Your goal —
Pick each line that has "Präsidium" out of the records.

[Stored items from a collection]
========================================

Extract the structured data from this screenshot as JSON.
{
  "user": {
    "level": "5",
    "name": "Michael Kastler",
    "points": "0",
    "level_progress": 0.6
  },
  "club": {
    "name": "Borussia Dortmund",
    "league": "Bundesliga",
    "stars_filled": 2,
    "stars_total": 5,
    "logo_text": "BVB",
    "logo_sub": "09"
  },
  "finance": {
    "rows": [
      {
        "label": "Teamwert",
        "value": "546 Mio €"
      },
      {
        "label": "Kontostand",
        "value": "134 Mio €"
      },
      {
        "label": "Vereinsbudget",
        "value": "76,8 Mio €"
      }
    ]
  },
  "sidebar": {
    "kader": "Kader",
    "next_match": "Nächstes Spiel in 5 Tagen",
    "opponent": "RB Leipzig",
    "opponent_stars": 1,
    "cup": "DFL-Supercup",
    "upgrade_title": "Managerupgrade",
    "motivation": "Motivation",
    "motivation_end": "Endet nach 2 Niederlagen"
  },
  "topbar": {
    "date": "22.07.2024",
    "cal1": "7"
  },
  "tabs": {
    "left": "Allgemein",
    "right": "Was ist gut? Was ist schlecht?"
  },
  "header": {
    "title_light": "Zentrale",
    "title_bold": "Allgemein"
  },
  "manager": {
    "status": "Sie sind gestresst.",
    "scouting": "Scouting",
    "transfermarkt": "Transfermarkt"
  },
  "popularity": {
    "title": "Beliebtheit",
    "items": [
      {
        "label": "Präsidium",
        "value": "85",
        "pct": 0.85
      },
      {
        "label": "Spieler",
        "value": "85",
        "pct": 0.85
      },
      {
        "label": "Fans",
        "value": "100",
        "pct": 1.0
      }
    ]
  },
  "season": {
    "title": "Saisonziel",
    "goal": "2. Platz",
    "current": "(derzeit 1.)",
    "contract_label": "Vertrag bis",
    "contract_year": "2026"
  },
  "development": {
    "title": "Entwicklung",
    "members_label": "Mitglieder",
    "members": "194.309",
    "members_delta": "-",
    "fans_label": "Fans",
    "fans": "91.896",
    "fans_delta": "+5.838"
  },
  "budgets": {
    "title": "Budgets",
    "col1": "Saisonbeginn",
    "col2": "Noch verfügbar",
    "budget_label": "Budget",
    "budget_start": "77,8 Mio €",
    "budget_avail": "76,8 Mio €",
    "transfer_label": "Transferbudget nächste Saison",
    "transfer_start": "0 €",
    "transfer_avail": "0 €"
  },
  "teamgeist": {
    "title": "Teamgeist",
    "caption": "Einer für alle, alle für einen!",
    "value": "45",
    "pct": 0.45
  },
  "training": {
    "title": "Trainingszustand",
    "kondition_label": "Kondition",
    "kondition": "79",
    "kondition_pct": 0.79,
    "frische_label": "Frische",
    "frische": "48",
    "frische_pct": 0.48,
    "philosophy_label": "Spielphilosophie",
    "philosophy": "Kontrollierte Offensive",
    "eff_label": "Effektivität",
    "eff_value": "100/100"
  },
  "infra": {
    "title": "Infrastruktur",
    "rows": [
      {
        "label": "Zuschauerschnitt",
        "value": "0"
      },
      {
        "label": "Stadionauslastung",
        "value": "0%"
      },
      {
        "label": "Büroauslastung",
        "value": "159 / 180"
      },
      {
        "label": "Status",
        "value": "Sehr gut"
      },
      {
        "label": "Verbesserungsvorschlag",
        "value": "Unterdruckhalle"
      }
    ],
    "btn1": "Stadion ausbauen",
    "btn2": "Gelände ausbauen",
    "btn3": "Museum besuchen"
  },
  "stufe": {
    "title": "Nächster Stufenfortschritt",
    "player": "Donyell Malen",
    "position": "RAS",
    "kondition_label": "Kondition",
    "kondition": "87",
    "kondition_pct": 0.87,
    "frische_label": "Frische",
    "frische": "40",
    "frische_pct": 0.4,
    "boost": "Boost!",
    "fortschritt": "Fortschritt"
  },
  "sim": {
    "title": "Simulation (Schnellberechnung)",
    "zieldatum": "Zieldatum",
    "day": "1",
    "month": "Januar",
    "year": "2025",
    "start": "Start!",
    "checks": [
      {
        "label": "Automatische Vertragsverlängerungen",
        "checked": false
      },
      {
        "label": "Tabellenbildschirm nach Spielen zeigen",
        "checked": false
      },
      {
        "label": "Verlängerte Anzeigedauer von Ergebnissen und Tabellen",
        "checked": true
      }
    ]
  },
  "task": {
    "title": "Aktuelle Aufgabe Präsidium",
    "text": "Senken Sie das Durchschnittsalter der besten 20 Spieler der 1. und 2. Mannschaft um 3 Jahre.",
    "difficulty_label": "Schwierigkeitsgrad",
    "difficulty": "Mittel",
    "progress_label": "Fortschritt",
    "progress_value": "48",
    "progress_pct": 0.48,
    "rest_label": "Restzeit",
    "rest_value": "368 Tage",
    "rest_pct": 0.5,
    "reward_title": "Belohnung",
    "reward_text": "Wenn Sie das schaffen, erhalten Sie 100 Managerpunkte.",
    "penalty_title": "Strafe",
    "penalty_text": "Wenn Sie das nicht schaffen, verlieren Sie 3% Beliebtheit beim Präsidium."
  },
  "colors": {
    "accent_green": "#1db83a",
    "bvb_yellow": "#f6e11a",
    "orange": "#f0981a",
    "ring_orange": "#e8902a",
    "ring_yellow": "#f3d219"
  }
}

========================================

Response to the task —
        "label": "Präsidium",
    "title": "Aktuelle Aufgabe Präsidium",
    "penalty_text": "Wenn Sie das nicht schaffen, verlieren Sie 3% Beliebtheit beim Präsidium."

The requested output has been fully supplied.